§ What you need to do
Reproduce the entries in full, with no changes.

+-------+

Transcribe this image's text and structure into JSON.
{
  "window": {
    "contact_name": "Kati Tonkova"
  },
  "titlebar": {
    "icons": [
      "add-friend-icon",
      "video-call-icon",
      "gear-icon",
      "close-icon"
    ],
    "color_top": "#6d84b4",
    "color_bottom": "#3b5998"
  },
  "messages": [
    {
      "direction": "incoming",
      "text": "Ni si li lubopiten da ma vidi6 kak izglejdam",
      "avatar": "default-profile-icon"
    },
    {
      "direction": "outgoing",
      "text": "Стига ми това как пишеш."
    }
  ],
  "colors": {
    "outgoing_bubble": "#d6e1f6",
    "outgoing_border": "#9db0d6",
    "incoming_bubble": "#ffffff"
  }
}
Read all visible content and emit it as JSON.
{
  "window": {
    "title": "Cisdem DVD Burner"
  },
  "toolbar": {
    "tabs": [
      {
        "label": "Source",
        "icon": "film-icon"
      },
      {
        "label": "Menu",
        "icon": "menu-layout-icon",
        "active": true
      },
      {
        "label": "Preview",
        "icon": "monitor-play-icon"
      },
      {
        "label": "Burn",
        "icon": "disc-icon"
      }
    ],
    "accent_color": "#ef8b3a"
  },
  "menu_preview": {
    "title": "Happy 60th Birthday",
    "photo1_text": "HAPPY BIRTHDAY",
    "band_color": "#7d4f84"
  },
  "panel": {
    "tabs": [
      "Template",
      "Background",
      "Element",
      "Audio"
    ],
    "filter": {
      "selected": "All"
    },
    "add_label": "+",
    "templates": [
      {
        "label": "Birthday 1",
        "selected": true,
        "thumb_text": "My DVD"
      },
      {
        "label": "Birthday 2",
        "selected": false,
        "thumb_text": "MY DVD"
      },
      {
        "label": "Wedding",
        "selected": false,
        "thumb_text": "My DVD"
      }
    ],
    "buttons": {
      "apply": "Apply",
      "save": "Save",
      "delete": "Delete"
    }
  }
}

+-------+

§ Worked solution
Transcribe this image's text and structure into JSON.
{
  "window": {
    "contact_name": "Kati Tonkova"
  },
  "titlebar": {
    "icons": [
      "add-friend-icon",
      "video-call-icon",
      "gear-icon",
      "close-icon"
    ],
    "color_top": "#6d84b4",
    "color_bottom": "#3b5998"
  },
  "messages": [
    {
      "direction": "incoming",
      "text": "Ni si li lubopiten da ma vidi6 kak izglejdam",
      "avatar": "default-profile-icon"
    },
    {
      "direction": "outgoing",
      "text": "Стига ми това как пишеш."
    }
  ],
  "colors": {
    "outgoing_bubble": "#d6e1f6",
    "outgoing_border": "#9db0d6",
    "incoming_bubble": "#ffffff"
  }
}
Read all visible content and emit it as JSON.
{
  "window": {
    "title": "Cisdem DVD Burner"
  },
  "toolbar": {
    "tabs": [
      {
        "label": "Source",
        "icon": "film-icon"
      },
      {
        "label": "Menu",
        "icon": "menu-layout-icon",
        "active": true
      },
      {
        "label": "Preview",
        "icon": "monitor-play-icon"
      },
      {
        "label": "Burn",
        "icon": "disc-icon"
      }
    ],
    "accent_color": "#ef8b3a"
  },
  "menu_preview": {
    "title": "Happy 60th Birthday",
    "photo1_text": "HAPPY BIRTHDAY",
    "band_color": "#7d4f84"
  },
  "panel": {
    "tabs": [
      "Template",
      "Background",
      "Element",
      "Audio"
    ],
    "filter": {
      "selected": "All"
    },
    "add_label": "+",
    "templates": [
      {
        "label": "Birthday 1",
        "selected": true,
        "thumb_text": "My DVD"
      },
      {
        "label": "Birthday 2",
        "selected": false,
        "thumb_text": "MY DVD"
      },
      {
        "label": "Wedding",
        "selected": false,
        "thumb_text": "My DVD"
      }
    ],
    "buttons": {
      "apply": "Apply",
      "save": "Save",
      "delete": "Delete"
    }
  }
}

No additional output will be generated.